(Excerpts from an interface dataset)
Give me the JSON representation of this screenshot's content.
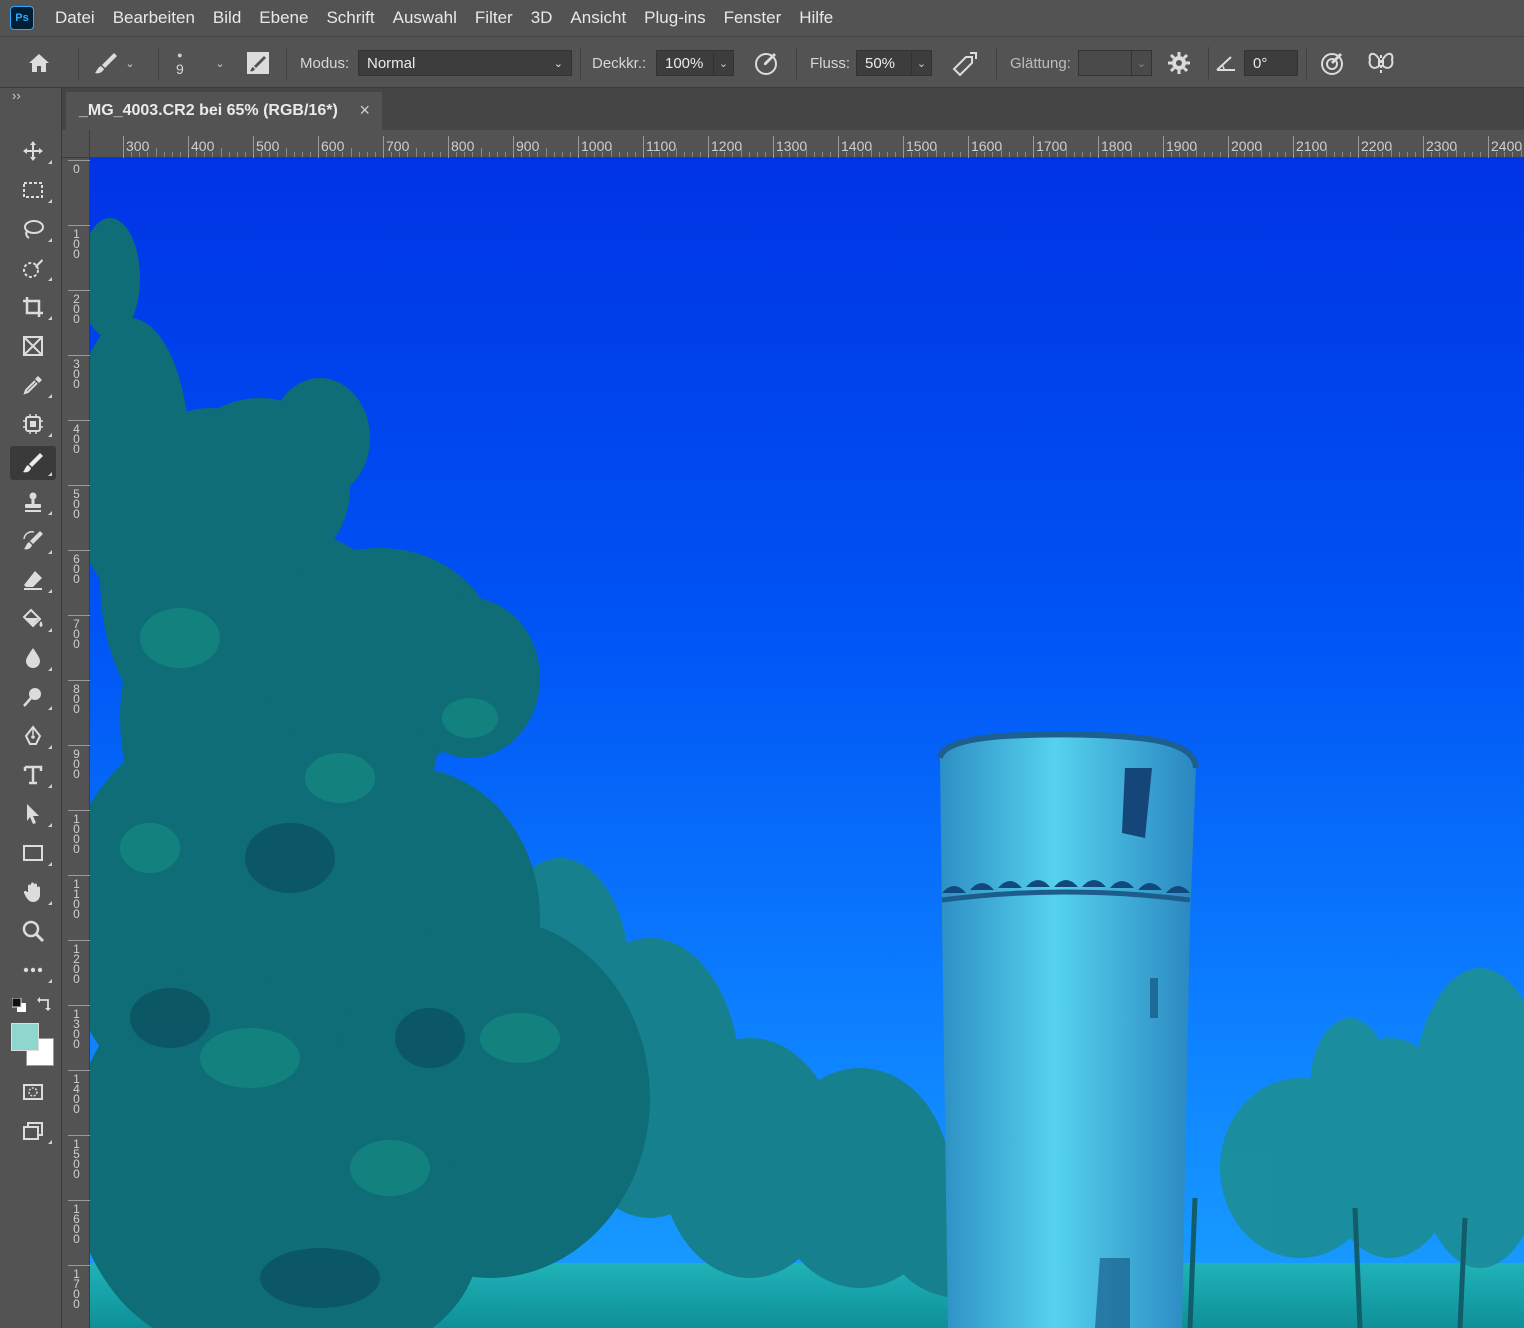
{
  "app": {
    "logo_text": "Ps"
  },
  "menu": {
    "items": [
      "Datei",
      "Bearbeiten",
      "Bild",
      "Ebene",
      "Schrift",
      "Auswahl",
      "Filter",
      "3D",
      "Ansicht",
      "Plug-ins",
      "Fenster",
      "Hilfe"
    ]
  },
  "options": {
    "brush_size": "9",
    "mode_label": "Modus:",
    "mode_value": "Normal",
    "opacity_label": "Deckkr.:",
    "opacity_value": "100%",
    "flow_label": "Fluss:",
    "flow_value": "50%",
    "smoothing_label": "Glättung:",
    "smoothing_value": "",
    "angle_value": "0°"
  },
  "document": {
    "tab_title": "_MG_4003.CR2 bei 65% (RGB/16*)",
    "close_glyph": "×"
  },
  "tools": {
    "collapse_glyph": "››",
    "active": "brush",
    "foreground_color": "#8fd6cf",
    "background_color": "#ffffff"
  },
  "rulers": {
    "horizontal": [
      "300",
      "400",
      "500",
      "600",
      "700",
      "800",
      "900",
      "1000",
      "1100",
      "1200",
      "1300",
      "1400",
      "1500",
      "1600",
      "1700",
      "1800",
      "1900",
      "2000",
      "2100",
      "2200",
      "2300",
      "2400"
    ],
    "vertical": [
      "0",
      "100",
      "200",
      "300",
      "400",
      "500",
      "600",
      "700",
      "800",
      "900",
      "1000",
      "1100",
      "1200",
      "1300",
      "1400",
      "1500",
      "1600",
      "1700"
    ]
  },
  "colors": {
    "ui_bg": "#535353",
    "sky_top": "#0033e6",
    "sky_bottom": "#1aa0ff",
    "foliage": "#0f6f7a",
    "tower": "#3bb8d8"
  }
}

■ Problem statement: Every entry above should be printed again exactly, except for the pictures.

■ Written answer:
Give me the JSON representation of this screenshot's content.
{
  "app": {
    "logo_text": "Ps"
  },
  "menu": {
    "items": [
      "Datei",
      "Bearbeiten",
      "Bild",
      "Ebene",
      "Schrift",
      "Auswahl",
      "Filter",
      "3D",
      "Ansicht",
      "Plug-ins",
      "Fenster",
      "Hilfe"
    ]
  },
  "options": {
    "brush_size": "9",
    "mode_label": "Modus:",
    "mode_value": "Normal",
    "opacity_label": "Deckkr.:",
    "opacity_value": "100%",
    "flow_label": "Fluss:",
    "flow_value": "50%",
    "smoothing_label": "Glättung:",
    "smoothing_value": "",
    "angle_value": "0°"
  },
  "document": {
    "tab_title": "_MG_4003.CR2 bei 65% (RGB/16*)",
    "close_glyph": "×"
  },
  "tools": {
    "collapse_glyph": "››",
    "active": "brush",
    "foreground_color": "#8fd6cf",
    "background_color": "#ffffff"
  },
  "rulers": {
    "horizontal": [
      "300",
      "400",
      "500",
      "600",
      "700",
      "800",
      "900",
      "1000",
      "1100",
      "1200",
      "1300",
      "1400",
      "1500",
      "1600",
      "1700",
      "1800",
      "1900",
      "2000",
      "2100",
      "2200",
      "2300",
      "2400"
    ],
    "vertical": [
      "0",
      "100",
      "200",
      "300",
      "400",
      "500",
      "600",
      "700",
      "800",
      "900",
      "1000",
      "1100",
      "1200",
      "1300",
      "1400",
      "1500",
      "1600",
      "1700"
    ]
  },
  "colors": {
    "ui_bg": "#535353",
    "sky_top": "#0033e6",
    "sky_bottom": "#1aa0ff",
    "foliage": "#0f6f7a",
    "tower": "#3bb8d8"
  }
}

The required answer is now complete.